Last spring our provincial government passed legislation designed to protect LGBTQ kids in our schools. It wasn’t perfect legislation, but it was necessary and long overdue.
Not long after this party that had held the right to form government in Alberta, the Progressive Conservatives, lost an election in a surprise upset to the New Democrats, so it fell to the new government to make sure that this legislation was implemented.
The implementation process has – for the most part – been adopted by school districts with a minimum of fuss, but a few Catholic school boards, and a wildly trans-phobic parents’ group, have been kicking up a hysteria driven drama-fest by asserting that implementing perfectly reasonable human rights protections will lead to Sodom and Gomorrah in school washrooms and gym locker rooms all over the province.
Part of the fear driving the misinformation campaign that has stalled at least 3 school boards in the act of just doing their damn jobs, is the strange notion that trans kids “come out” in the same manner that gay kids do.
I will cop to having not been terribly knowledgeable on the subject myself previously, but a bit of research and some serious paying attention fixed that up quick.
Basically, it gets down the confusion (sometimes I think it’s deliberate of some people’s part) of gender and sexuality.
It’s 2016. We should all know that our gender is not determined necessarily by our DNA and that our sexuality is not determined by our biology – strictly speaking.
Trans kids understanding of their gender occurs the same way it does with cis kids, and they, quite naturally, would like their gender identity acknowledged in the least hysterical manner possible, so adults should be working diligently to make sure that this happens all the time. Not just when it’s easy to do or when everyone’s archaic points of view on the subject line up with the idea that everyone has basic rights all the time.
And one of those rights is to be allowed to use the proper washroom (though I will have to admit to believing that gender designated washrooms are way past their ‘best by” date but that’s a post for another day).
The straw person the anti-trans rights people are very fond of is that teenage boys and men will dress up as females to access washrooms for nefarious purposes.
It’s hard not to laugh, but it’s also hard not to see where they’d get such a trope of an idea given how often such a ruse is used in movies and television as a way for men to infiltrate the world of women.
But we should remember, it’s just a trope.
We should also ask ourselves just how often we’ve personally gender-checked everyone in a public washroom or change area before using it ourselves.
I would hazard the answer is – never.
The reality is that we’ve all been wandering about the world, minding our own businesses forever while LGBTQ have been doing precisely the same thing.
Just like trans kids have likely been using school washrooms too.
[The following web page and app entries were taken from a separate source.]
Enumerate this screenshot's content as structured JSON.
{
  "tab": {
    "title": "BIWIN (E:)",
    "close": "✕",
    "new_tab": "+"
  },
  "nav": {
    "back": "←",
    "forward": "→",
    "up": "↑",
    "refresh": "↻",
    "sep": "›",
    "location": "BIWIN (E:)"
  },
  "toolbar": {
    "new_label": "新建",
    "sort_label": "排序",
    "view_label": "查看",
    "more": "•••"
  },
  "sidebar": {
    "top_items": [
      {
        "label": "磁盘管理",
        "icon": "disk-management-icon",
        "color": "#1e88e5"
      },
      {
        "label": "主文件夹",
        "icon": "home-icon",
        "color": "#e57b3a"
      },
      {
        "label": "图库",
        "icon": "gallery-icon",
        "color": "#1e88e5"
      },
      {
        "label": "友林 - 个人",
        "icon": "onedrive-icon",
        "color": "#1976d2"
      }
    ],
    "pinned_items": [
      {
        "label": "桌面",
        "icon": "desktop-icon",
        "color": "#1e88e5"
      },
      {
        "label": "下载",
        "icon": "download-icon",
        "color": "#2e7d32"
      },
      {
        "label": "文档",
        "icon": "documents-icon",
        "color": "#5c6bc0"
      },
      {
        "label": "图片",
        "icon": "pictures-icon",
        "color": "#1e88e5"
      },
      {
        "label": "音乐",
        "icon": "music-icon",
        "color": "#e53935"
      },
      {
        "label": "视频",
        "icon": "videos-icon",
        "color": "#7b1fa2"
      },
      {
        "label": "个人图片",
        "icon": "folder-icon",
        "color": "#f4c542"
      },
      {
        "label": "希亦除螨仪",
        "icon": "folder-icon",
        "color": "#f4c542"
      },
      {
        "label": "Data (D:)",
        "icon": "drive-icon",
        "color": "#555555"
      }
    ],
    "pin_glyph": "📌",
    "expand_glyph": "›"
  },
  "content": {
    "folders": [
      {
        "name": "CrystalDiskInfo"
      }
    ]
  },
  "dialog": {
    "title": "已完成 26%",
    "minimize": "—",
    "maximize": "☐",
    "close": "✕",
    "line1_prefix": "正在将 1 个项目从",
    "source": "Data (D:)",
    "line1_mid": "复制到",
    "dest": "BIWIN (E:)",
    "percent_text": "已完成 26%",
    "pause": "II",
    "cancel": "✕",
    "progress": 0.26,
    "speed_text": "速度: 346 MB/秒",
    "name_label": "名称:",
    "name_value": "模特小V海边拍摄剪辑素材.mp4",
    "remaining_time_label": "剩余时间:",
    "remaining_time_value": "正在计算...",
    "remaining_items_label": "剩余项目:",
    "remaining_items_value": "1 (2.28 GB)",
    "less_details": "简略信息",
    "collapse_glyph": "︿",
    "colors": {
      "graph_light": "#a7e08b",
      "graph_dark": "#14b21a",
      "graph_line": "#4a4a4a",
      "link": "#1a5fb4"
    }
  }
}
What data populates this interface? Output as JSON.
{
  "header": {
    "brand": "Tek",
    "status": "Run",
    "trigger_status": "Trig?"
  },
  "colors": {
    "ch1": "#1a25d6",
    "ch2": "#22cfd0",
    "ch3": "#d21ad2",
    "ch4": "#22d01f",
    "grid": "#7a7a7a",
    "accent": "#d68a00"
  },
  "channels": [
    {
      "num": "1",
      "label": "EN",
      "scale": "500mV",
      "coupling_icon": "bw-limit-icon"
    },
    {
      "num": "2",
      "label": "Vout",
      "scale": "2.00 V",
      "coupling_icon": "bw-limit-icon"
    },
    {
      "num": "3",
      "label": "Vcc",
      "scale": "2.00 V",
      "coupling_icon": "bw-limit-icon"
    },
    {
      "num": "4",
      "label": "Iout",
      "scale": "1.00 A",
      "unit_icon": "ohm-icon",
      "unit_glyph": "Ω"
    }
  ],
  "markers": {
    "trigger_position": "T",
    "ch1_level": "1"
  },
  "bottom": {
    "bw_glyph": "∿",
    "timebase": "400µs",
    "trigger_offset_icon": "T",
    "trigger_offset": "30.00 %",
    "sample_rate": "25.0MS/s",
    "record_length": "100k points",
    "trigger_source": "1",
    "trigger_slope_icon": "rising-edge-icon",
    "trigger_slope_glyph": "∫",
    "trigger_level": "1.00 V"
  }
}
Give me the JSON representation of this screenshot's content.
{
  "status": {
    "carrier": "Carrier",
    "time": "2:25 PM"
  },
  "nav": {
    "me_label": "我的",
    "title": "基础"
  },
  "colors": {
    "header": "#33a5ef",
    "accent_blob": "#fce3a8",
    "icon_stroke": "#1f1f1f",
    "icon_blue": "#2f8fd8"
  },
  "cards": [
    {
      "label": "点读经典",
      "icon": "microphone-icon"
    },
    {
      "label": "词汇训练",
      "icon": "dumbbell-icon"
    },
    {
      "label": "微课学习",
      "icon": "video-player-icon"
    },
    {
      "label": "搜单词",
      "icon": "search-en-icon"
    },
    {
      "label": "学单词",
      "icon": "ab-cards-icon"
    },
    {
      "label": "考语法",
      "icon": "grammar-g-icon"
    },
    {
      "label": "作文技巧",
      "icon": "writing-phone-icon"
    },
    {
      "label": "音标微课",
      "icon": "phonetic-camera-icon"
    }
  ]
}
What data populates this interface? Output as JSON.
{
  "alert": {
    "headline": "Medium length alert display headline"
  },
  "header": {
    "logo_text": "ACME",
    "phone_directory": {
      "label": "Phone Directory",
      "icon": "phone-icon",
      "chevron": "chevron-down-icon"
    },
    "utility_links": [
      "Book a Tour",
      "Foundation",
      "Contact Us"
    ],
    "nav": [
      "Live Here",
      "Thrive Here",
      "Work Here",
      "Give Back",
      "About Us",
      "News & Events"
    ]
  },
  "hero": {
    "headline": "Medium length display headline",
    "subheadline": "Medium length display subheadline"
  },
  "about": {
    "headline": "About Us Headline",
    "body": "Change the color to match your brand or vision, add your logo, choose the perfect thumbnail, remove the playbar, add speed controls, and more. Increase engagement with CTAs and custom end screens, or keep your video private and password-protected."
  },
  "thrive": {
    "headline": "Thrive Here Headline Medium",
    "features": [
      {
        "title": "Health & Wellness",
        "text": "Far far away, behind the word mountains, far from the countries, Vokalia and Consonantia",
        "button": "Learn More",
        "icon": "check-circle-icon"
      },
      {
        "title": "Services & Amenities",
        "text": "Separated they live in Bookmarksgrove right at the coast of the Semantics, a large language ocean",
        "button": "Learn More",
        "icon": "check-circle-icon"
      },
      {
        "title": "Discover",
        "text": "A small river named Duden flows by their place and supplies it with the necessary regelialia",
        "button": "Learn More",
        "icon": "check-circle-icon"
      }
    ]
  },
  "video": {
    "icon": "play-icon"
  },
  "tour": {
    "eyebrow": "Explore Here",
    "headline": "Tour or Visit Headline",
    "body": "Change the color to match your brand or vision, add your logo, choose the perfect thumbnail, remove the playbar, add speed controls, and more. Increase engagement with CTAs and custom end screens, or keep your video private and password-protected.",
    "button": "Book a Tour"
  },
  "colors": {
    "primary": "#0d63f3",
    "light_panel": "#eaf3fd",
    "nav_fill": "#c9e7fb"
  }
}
Some with more safety and success than others and that’s precisely the point of the implementation of Bill 10. Safety and success for trans kids in our school systems.
It boggles my mind that any adult would argue against making sure that children can go to school, use the washroom and change their clothes for P.E. and sports without being harassed or harmed.
Anti-safe washroom folks make some fairly wild claims about cis kids being harmed by their peers being allowed to use washrooms and locker rooms. Claims that frankly don’t add up given the fact that our kids are not squatting over open pits and have private stalls to change in locker rooms.
Factor in the reality that gender has nothing to do with sexuality, it’s hard to give much credence to the over-wrought fears of the anti-trans crowd.
But it’s easy to see this same religiously fueled discrimination agenda being extended to lesbian, gay, and bi kids if the nonsense sexuality meme is allowed to take hold.
I understand parents being fearful. It’s difficult when you realize that not only is your child an autonomous being but a sexual one too. And when both things scare you to your core, it’s a terrible day when you are faced with the fact that not only are both those things true, but in addition, your child has a life outside your home that you know very little about and have very little input into or control over.
The answer, which is obvious to most of us but not all, is to make sure that your child understands that they can come to you for anything and with anything. It’s establishing a relationship of open communication and trust so that you do know what’s going on at school, who your child’s friends are and what they are learning. And it’s remembering that your child’s world view and values really do start with you and school doesn’t change that.
What isn’t the answer is also very clear. Trying to control your child by imposing blanket control over other people’s children.
Human rights are human rights. We all live in the world together, and we venture out into the world first through school. We should not want our schools teaching that discrimination, harassment and exclusion are okay things in any instance at all.
There is nothing sexual about using the washroom when you need to go. Neither is changing in and out of your gym clothes. We shouldn’t be teaching our kids to be fearful of washrooms and change rooms. We shouldn’t be promoting the idea that either are unsafe places.
We should be making sure that all our kids feel safe and comfortable being themselves.
While adults are avoiding the necessary adulting that needs to happen with Bill 10 implementation, perhaps it would be a good time to step back and think about the effect this is having on our kids. What message is really being sent? I don’t think the anti crowd is sending the message they think they are and that’s a problem.
Human rights are human rights. That’s the line in the sand. If your religion is telling you otherwise, you have some serious soul-searching to do.